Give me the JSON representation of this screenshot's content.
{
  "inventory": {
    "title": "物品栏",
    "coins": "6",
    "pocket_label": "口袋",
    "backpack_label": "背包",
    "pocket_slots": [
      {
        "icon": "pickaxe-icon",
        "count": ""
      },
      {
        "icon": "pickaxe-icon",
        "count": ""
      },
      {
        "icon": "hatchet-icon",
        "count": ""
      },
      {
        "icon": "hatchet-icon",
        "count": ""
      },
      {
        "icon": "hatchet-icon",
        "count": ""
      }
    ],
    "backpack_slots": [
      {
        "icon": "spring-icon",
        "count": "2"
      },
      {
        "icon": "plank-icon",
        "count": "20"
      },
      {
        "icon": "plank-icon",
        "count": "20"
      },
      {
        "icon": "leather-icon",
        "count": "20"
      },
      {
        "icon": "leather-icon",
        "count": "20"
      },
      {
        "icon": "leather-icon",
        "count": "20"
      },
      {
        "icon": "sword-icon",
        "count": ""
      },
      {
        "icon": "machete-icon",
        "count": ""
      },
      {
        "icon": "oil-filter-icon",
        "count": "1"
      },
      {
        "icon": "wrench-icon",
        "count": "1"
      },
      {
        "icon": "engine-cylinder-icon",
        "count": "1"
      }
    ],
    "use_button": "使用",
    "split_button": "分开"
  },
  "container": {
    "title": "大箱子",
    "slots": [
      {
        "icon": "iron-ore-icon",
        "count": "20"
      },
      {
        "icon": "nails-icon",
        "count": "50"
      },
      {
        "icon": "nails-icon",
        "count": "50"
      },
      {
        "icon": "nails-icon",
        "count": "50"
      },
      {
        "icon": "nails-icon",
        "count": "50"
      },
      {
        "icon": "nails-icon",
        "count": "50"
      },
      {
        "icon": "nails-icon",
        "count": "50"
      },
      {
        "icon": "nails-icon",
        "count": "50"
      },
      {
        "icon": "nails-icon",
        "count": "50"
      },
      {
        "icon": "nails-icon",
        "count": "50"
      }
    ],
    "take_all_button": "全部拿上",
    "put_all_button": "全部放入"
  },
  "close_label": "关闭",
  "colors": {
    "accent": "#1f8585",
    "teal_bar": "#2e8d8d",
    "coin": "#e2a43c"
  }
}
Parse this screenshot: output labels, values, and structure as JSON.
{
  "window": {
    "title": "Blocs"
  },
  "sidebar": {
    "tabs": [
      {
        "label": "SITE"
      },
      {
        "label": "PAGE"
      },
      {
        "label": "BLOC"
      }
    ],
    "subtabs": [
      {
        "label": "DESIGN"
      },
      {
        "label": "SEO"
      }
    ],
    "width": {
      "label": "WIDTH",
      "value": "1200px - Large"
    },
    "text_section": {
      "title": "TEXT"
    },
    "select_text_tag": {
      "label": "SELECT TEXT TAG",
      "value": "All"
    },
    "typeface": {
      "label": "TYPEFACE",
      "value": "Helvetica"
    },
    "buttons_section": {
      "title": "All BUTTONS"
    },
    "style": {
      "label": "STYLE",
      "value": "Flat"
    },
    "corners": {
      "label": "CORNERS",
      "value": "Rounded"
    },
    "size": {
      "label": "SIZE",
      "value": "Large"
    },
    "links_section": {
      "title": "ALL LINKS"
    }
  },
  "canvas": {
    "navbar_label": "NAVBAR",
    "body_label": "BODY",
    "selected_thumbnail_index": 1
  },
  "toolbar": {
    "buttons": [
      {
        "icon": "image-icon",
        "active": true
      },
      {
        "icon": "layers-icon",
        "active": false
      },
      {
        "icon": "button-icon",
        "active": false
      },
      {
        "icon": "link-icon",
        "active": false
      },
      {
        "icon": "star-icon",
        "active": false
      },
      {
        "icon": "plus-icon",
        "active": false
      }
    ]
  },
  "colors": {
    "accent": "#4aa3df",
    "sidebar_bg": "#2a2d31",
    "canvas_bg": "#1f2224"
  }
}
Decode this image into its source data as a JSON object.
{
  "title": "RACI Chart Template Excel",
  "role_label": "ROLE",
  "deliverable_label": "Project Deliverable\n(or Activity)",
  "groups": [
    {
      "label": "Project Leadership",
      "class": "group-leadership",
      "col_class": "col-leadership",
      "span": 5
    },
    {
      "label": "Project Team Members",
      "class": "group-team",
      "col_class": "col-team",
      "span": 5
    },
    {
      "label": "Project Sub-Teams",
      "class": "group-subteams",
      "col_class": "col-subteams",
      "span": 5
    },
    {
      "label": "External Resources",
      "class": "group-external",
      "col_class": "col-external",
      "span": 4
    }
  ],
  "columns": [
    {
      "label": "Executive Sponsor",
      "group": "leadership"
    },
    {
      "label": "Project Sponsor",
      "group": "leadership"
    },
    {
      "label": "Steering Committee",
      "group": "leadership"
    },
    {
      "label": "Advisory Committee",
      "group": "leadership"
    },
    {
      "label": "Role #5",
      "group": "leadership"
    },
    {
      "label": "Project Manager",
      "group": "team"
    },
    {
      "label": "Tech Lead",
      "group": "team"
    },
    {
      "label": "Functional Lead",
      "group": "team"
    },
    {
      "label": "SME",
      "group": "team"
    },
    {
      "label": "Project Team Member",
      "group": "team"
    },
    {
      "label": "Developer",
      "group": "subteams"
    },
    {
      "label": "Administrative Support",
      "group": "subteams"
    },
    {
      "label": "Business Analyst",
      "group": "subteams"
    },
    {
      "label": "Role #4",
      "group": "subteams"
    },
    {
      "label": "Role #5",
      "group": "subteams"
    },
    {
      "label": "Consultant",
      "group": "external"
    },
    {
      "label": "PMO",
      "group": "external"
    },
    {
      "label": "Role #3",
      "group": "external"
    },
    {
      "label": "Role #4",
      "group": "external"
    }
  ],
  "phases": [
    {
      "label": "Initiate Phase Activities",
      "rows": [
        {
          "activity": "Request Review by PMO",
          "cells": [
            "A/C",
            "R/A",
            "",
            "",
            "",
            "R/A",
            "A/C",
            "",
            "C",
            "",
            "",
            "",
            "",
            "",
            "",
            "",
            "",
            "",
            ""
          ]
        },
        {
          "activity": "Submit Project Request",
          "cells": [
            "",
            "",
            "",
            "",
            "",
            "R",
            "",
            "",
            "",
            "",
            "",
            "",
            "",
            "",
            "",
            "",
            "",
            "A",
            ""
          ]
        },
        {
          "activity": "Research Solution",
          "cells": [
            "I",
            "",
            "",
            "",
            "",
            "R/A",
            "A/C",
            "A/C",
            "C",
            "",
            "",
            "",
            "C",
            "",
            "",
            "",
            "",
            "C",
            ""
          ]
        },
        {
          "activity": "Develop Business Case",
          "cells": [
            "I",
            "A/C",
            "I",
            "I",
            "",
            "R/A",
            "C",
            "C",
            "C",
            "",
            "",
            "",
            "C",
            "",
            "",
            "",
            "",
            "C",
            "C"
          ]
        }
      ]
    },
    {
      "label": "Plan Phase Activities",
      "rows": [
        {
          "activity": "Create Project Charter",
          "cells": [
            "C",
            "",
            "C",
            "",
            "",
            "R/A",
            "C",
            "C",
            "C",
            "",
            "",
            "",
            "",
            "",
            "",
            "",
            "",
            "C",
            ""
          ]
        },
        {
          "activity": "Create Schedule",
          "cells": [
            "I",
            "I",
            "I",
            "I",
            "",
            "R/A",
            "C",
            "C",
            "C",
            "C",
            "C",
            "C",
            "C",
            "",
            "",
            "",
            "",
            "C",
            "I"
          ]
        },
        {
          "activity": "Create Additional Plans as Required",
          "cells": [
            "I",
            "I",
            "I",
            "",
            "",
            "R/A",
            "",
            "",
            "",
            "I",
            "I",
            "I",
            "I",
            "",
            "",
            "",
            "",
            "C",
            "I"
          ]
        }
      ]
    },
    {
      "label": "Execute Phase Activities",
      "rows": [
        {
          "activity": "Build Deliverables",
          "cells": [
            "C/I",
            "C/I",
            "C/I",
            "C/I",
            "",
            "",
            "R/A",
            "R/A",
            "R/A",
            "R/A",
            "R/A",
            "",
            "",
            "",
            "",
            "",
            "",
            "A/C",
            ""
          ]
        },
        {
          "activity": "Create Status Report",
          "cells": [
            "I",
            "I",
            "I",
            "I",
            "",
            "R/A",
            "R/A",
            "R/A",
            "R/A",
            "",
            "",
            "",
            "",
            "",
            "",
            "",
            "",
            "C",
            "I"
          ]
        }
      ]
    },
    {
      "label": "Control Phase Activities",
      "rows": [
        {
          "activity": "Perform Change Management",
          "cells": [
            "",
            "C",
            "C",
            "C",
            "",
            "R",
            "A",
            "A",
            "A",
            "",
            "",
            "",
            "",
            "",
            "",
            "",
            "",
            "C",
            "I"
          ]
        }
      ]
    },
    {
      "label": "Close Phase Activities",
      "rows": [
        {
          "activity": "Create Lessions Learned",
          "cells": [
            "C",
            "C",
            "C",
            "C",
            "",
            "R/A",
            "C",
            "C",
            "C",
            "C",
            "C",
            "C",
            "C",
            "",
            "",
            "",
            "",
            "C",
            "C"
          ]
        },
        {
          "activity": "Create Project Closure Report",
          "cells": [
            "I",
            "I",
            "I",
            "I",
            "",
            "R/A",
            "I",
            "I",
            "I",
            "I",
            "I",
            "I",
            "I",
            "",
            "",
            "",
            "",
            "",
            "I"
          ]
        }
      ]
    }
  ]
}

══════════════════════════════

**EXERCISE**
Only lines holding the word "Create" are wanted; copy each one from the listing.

**TASK OUTPUT**
          "activity": "Create Project Charter",
          "activity": "Create Schedule",
          "activity": "Create Additional Plans as Required",
          "activity": "Create Status Report",
          "activity": "Create Lessions Learned",
          "activity": "Create Project Closure Report",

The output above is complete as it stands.